Nick Walker’s “Heart Vandal” stencil on Ludlow Street and Delancey Street.
Monday, February 10: Celebrate the Staten Island Ferry’s centennial with this exhibit at the Staten Island Museum, commemorating the peaceful and FREE rides of the past 100 years.
Tuesday, February 11: Register for a free presentation by Barry Benepe, the co-founder of New York City’s Greenmarket program. He will discuss the history and development of several iconic open air farmers markets in and around Greenwich Village.
Wednesday, February 12: Graffiti 101 at the Museum of the City of New York takes a look at NYC street art in the 1970s and 1980s.
Thursday, February 13: Join Agora Gallery in Chelsea for the opening reception of Art From the Heart, an evening of dashing exhibits in which 10% of Agora’s proceeds from the sale of artwork will be donated to The Children’s Heart Foundation. The Center for Architecture presents Considering the Quake: Seismic Design on the Edge, which explores the elegant, and oftentimes elusive intersection between the aesthetics of architectural form and the technicality of structural design, through the lens of earthquake engineering. Finally, here’s your invite to Celebrating Dominican Folkloric Music at City College of New York, presented by Yván Dominguez, a look at the development and influence of Dominican cultural music in and around Washington Heights.
Friday, February 14: (Valentine’s Day!) The Poetry Brothel presents Between the Sheets: a most intimate encounter between the sheets with the poet of your choosing. Let the warmth of a poem wash this winter away. Here’s what the Poetry Brothel is all about.
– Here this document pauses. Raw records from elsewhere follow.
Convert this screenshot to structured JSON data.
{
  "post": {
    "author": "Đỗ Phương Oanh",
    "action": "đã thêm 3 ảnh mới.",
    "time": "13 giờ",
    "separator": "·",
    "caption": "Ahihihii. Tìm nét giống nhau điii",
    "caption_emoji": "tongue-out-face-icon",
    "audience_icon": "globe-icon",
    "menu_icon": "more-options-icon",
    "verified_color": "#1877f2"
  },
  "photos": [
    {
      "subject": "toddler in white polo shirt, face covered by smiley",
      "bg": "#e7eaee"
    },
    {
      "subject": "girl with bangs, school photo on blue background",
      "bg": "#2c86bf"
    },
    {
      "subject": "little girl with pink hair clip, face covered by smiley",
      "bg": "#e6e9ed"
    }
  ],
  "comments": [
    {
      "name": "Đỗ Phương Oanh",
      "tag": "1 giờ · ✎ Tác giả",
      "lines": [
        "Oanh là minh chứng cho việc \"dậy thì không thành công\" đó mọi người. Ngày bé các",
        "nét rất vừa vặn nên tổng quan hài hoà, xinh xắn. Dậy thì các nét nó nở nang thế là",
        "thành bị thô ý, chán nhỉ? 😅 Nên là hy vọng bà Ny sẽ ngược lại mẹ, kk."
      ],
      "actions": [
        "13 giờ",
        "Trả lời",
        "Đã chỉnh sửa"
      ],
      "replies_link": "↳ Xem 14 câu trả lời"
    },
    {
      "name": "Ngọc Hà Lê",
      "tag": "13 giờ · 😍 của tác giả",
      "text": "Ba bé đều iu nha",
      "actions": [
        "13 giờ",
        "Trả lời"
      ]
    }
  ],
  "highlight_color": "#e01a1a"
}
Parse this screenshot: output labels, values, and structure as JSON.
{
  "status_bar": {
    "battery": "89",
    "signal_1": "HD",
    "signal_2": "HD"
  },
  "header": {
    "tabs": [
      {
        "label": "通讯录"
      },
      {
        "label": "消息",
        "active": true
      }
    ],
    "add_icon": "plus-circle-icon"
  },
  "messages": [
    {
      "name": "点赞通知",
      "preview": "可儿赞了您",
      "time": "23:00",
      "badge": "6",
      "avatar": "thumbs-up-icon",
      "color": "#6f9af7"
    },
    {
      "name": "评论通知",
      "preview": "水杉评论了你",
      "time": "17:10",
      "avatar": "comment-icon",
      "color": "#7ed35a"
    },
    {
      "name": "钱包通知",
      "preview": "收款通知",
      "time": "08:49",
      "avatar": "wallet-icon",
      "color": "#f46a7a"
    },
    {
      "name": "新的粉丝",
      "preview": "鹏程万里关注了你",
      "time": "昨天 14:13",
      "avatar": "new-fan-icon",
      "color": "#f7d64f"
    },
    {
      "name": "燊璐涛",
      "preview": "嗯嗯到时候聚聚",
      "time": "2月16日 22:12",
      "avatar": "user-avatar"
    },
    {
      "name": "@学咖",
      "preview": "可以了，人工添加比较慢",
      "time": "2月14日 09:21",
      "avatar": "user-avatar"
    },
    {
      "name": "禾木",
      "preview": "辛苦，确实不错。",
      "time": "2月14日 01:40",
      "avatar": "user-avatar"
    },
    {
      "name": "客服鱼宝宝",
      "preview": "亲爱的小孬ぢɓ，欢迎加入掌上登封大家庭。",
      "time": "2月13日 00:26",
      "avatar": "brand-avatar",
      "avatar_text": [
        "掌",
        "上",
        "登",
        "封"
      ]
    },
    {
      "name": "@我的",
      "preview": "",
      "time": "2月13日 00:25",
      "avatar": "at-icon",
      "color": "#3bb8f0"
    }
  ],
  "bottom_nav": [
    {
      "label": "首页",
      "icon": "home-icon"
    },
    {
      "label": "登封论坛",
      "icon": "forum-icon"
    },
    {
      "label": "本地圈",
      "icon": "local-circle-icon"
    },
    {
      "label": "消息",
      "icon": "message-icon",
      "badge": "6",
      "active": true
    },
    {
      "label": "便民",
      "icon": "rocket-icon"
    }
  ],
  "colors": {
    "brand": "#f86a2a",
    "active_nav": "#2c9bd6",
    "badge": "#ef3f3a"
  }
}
Saturday, February 15: Museum of the City of New York kicks off their I ♥ City Museum Weekend, with tons of events including: In Love in New York: From Wharton & Whitman to Craigslist readings, Gilded New York printmaking classes, and much much more. Here is the full lineup.
Sunday, February 16: Radical Presence: Black Performance in Contemporary Art is an ongoing exhibition at the Studio Museum in Harlem that chronicles the emergence and development of black performance art over three generations, presenting a rich and complex look at this important facet of contemporary art. The exhibition comprises more than 100 works by some 36 artists.